The Northern Irishman has signed a new five-and-a-half year contract with the Foxes, as he’s led them to second place in the table through the opening 15 games of the Premier League season as they’ve won seven in a row.

Rodgers had been linked with the vacant position at Arsenal in recent days and seemed to confirm that there was a release fee of $18 million in his old Leicester contract. It is believed that clause has either been removed or the amount has been increased substantially.

Rodgers spoke to the media about his decision to sign a new deal with the Foxes and believes there is plenty more to come as they aim to secure a return to the UEFA Champions League.

“It’s something we’ve been speaking about for a few weeks. I’m delighted to commit the next five-and-a-half years to here,” Rodgers said. “I was honored that the club was happy with our work since we came in. I’ve got a great team here at the stadium and the training ground. My commitment is to the players and the team. The key thing for me was the potential here at Leicester City. Since we came in we’ve identified a way of playing that improves the players and gets results.”

After joining Leicester from Celtic in February in a midseason move which was lambasted by many, Rodgers has 17 wins from 26 Premier League matches in charge with Jamie Vardy, James Maddison, Caglar Soyuncu, Wilfred Ndidi and Youri Tielemans in particular playing superbly since he arrived at the King Power Stadium.

Rodgers has the Foxes playing with an increased swagger on the ball but they have also kept their ruthless streak as Vardy has scored in each of his last seven goals (netting nine times in that run) and leads the PL with 14 goals this season.

It may be too much for Leicester to push Liverpool all the way for the Premier League title this season — they are currently eight points behind the league leaders — but with Rodgers locked down to a new deal and so many young players in incredible form, the future is very bright for the Foxes.

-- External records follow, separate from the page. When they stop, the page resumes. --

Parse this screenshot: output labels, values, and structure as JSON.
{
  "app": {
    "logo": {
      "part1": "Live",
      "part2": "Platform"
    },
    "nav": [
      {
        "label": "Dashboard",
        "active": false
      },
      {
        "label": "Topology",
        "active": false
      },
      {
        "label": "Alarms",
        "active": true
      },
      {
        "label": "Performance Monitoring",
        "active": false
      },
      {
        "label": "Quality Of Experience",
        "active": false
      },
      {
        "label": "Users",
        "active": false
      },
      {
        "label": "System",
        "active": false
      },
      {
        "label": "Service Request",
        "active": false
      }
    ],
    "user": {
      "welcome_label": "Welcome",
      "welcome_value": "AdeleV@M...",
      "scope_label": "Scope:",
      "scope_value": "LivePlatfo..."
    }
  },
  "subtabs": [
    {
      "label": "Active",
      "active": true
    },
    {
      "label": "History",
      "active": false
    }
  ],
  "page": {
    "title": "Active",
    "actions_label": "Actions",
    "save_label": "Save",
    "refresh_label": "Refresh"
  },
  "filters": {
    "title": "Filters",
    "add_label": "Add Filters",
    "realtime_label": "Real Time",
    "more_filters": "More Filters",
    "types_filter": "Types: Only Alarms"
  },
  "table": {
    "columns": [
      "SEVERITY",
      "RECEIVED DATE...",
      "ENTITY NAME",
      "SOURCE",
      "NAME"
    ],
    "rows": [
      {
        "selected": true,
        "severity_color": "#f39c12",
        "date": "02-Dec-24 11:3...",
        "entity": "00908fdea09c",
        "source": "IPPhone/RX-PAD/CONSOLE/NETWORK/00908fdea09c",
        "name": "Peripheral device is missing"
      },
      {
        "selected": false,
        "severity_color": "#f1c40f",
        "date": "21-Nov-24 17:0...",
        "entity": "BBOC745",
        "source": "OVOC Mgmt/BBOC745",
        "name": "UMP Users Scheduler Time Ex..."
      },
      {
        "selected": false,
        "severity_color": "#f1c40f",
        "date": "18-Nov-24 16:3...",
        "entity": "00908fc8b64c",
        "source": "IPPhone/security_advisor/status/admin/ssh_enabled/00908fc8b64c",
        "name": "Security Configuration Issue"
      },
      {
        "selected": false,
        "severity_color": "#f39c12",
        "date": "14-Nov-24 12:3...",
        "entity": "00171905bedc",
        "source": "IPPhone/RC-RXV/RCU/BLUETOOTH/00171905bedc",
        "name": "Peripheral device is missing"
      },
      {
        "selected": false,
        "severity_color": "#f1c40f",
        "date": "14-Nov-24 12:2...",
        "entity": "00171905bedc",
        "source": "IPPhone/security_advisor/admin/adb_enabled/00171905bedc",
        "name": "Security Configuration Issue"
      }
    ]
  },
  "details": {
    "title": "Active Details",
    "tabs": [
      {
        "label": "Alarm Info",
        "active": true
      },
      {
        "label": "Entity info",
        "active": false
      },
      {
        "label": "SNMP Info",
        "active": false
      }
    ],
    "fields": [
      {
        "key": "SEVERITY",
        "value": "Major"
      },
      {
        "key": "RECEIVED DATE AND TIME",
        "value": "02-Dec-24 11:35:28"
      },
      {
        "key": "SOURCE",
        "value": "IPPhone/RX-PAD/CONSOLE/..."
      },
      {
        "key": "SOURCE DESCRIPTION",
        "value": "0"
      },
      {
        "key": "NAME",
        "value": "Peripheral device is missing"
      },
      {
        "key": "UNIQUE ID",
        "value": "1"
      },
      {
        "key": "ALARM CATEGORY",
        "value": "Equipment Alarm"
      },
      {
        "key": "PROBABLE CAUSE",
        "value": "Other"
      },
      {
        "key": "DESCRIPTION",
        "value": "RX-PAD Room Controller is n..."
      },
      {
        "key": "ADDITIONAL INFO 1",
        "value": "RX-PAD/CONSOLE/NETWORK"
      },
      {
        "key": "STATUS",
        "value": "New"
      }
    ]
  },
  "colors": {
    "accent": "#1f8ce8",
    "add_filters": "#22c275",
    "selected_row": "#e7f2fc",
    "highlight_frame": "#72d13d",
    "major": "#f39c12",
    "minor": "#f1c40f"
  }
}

Leicester seem set to become genuine top four contenders for the next few seasons, at least, and locking Rodgers into this deal sets everything up.